Edited by Robert W. Dimand and Harald Hagemann
Chapter 20: Indian Currency and Finance
The Indian monetary system attracted the attention of leading nineteenth-century authors – such as Léon Walras and Alfred Marshall – and of some young economists of the beginning of the twentieth century. This chapter presents John Maynard Keynes’s diagnosis of the Indian monetary system and his contributions to the formulation of the gold-exchange standard made in 1913. The section following the introduction focuses on the process and context in which Keynes wrote his first book. The next section deals with the main ideas that constitute this new monetary regime known as the gold-exchange standard, which was specially designed for India. The subsequent two sections introduce the necessity of the creation of a central bank for India (State Bank) and discuss the reception of the Indian Currency and Finance to show the importance of this work. Thanks to the success that Keynes had with this publication in 1913, he was, at the age of 30, a member of the Royal Commission on Indian Finance and Currency, secretary of the Royal Economic Society and editor of the Economic Journal.
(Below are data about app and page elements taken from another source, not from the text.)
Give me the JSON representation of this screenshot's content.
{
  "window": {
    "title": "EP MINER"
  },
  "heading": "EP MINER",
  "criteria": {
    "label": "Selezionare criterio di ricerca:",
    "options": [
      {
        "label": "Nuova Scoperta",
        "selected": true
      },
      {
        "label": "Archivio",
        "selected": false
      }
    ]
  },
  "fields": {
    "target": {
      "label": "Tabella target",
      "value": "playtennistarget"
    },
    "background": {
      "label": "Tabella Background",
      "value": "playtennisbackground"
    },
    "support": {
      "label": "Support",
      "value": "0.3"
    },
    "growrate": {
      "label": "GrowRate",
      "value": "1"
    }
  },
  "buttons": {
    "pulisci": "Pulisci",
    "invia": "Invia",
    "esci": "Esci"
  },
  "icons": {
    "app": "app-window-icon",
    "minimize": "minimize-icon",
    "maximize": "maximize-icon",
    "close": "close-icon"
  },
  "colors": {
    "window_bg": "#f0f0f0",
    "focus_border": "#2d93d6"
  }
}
You are not authenticated to view the full text of this chapter or article.
Elgaronline requires a subscription or purchase to access the full text of books or journals. Please login through your library system or with your personal username and password on the homepage.
Non-subscribers can freely search the site, view abstracts/ extracts and download selected front matter and introductory chapters for personal use.
Your library may not have purchased all subject areas. If you are authenticated and think you should have access to this title, please contact your librarian.